#### TASK INPUT:
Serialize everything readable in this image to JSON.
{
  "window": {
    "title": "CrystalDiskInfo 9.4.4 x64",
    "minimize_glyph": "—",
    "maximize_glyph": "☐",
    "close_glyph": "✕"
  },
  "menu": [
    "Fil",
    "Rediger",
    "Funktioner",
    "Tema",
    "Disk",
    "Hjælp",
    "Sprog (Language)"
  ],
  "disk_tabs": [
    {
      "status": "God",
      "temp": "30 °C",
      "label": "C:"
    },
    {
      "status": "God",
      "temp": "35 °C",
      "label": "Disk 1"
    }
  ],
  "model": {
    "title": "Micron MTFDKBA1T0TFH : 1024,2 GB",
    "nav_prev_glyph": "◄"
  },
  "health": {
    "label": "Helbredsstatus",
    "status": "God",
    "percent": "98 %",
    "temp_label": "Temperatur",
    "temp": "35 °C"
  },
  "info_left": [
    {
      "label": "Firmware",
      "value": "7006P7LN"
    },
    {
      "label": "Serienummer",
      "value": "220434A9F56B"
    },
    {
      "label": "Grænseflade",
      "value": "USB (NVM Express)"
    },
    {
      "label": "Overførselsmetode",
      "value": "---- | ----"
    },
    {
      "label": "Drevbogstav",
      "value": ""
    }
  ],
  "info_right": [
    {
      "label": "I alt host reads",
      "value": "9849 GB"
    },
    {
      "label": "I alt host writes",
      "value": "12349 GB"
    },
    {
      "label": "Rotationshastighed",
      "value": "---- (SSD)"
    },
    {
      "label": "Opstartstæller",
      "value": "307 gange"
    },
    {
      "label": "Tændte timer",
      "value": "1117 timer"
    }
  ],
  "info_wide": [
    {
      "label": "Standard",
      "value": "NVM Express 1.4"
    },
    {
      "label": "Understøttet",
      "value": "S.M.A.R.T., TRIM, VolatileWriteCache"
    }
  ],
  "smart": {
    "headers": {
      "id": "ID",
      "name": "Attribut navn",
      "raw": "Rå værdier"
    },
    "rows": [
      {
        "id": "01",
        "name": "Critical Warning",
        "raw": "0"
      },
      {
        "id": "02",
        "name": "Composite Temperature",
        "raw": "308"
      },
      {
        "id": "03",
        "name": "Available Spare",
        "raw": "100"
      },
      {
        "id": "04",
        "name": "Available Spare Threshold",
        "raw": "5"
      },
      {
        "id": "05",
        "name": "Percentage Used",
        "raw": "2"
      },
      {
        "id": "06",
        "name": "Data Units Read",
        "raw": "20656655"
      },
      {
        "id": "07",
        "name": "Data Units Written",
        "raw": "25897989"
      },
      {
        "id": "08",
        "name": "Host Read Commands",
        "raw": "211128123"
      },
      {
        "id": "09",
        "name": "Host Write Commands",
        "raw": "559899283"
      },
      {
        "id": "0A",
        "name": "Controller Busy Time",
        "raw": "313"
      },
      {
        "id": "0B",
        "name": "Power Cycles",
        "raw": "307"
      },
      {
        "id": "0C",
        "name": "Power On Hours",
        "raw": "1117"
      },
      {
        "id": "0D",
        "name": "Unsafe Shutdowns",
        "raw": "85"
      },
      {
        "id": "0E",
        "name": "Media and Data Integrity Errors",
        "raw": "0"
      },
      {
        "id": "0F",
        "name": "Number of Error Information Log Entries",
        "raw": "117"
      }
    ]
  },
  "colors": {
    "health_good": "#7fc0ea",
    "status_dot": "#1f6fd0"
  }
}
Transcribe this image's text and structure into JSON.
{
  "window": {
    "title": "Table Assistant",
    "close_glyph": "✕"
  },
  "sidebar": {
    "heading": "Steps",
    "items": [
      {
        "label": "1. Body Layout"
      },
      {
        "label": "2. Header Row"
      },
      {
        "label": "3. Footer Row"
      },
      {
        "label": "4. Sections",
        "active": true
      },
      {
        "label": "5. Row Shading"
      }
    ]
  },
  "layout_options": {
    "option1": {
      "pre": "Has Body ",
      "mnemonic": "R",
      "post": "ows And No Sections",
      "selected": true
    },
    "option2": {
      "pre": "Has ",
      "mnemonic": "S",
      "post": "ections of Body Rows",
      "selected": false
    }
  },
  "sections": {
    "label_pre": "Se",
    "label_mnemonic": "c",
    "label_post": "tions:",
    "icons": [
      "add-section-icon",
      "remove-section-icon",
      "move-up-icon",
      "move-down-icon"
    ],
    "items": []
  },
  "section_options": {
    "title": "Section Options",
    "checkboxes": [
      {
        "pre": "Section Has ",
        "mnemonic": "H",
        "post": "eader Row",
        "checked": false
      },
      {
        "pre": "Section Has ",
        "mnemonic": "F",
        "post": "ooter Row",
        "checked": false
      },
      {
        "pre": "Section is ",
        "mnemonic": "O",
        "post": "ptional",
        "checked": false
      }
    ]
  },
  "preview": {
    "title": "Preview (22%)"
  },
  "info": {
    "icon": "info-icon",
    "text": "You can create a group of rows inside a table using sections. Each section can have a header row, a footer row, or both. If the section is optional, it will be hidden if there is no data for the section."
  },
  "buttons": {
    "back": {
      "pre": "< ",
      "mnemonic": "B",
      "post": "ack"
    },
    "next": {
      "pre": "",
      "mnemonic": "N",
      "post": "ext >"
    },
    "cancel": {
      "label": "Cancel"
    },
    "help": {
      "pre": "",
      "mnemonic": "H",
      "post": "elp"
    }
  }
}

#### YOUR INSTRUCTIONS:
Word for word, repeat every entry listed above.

#### YOUR RESPONSE:
Serialize everything readable in this image to JSON.
{
  "window": {
    "title": "CrystalDiskInfo 9.4.4 x64",
    "minimize_glyph": "—",
    "maximize_glyph": "☐",
    "close_glyph": "✕"
  },
  "menu": [
    "Fil",
    "Rediger",
    "Funktioner",
    "Tema",
    "Disk",
    "Hjælp",
    "Sprog (Language)"
  ],
  "disk_tabs": [
    {
      "status": "God",
      "temp": "30 °C",
      "label": "C:"
    },
    {
      "status": "God",
      "temp": "35 °C",
      "label": "Disk 1"
    }
  ],
  "model": {
    "title": "Micron MTFDKBA1T0TFH : 1024,2 GB",
    "nav_prev_glyph": "◄"
  },
  "health": {
    "label": "Helbredsstatus",
    "status": "God",
    "percent": "98 %",
    "temp_label": "Temperatur",
    "temp": "35 °C"
  },
  "info_left": [
    {
      "label": "Firmware",
      "value": "7006P7LN"
    },
    {
      "label": "Serienummer",
      "value": "220434A9F56B"
    },
    {
      "label": "Grænseflade",
      "value": "USB (NVM Express)"
    },
    {
      "label": "Overførselsmetode",
      "value": "---- | ----"
    },
    {
      "label": "Drevbogstav",
      "value": ""
    }
  ],
  "info_right": [
    {
      "label": "I alt host reads",
      "value": "9849 GB"
    },
    {
      "label": "I alt host writes",
      "value": "12349 GB"
    },
    {
      "label": "Rotationshastighed",
      "value": "---- (SSD)"
    },
    {
      "label": "Opstartstæller",
      "value": "307 gange"
    },
    {
      "label": "Tændte timer",
      "value": "1117 timer"
    }
  ],
  "info_wide": [
    {
      "label": "Standard",
      "value": "NVM Express 1.4"
    },
    {
      "label": "Understøttet",
      "value": "S.M.A.R.T., TRIM, VolatileWriteCache"
    }
  ],
  "smart": {
    "headers": {
      "id": "ID",
      "name": "Attribut navn",
      "raw": "Rå værdier"
    },
    "rows": [
      {
        "id": "01",
        "name": "Critical Warning",
        "raw": "0"
      },
      {
        "id": "02",
        "name": "Composite Temperature",
        "raw": "308"
      },
      {
        "id": "03",
        "name": "Available Spare",
        "raw": "100"
      },
      {
        "id": "04",
        "name": "Available Spare Threshold",
        "raw": "5"
      },
      {
        "id": "05",
        "name": "Percentage Used",
        "raw": "2"
      },
      {
        "id": "06",
        "name": "Data Units Read",
        "raw": "20656655"
      },
      {
        "id": "07",
        "name": "Data Units Written",
        "raw": "25897989"
      },
      {
        "id": "08",
        "name": "Host Read Commands",
        "raw": "211128123"
      },
      {
        "id": "09",
        "name": "Host Write Commands",
        "raw": "559899283"
      },
      {
        "id": "0A",
        "name": "Controller Busy Time",
        "raw": "313"
      },
      {
        "id": "0B",
        "name": "Power Cycles",
        "raw": "307"
      },
      {
        "id": "0C",
        "name": "Power On Hours",
        "raw": "1117"
      },
      {
        "id": "0D",
        "name": "Unsafe Shutdowns",
        "raw": "85"
      },
      {
        "id": "0E",
        "name": "Media and Data Integrity Errors",
        "raw": "0"
      },
      {
        "id": "0F",
        "name": "Number of Error Information Log Entries",
        "raw": "117"
      }
    ]
  },
  "colors": {
    "health_good": "#7fc0ea",
    "status_dot": "#1f6fd0"
  }
}
Transcribe this image's text and structure into JSON.
{
  "window": {
    "title": "Table Assistant",
    "close_glyph": "✕"
  },
  "sidebar": {
    "heading": "Steps",
    "items": [
      {
        "label": "1. Body Layout"
      },
      {
        "label": "2. Header Row"
      },
      {
        "label": "3. Footer Row"
      },
      {
        "label": "4. Sections",
        "active": true
      },
      {
        "label": "5. Row Shading"
      }
    ]
  },
  "layout_options": {
    "option1": {
      "pre": "Has Body ",
      "mnemonic": "R",
      "post": "ows And No Sections",
      "selected": true
    },
    "option2": {
      "pre": "Has ",
      "mnemonic": "S",
      "post": "ections of Body Rows",
      "selected": false
    }
  },
  "sections": {
    "label_pre": "Se",
    "label_mnemonic": "c",
    "label_post": "tions:",
    "icons": [
      "add-section-icon",
      "remove-section-icon",
      "move-up-icon",
      "move-down-icon"
    ],
    "items": []
  },
  "section_options": {
    "title": "Section Options",
    "checkboxes": [
      {
        "pre": "Section Has ",
        "mnemonic": "H",
        "post": "eader Row",
        "checked": false
      },
      {
        "pre": "Section Has ",
        "mnemonic": "F",
        "post": "ooter Row",
        "checked": false
      },
      {
        "pre": "Section is ",
        "mnemonic": "O",
        "post": "ptional",
        "checked": false
      }
    ]
  },
  "preview": {
    "title": "Preview (22%)"
  },
  "info": {
    "icon": "info-icon",
    "text": "You can create a group of rows inside a table using sections. Each section can have a header row, a footer row, or both. If the section is optional, it will be hidden if there is no data for the section."
  },
  "buttons": {
    "back": {
      "pre": "< ",
      "mnemonic": "B",
      "post": "ack"
    },
    "next": {
      "pre": "",
      "mnemonic": "N",
      "post": "ext >"
    },
    "cancel": {
      "label": "Cancel"
    },
    "help": {
      "pre": "",
      "mnemonic": "H",
      "post": "elp"
    }
  }
}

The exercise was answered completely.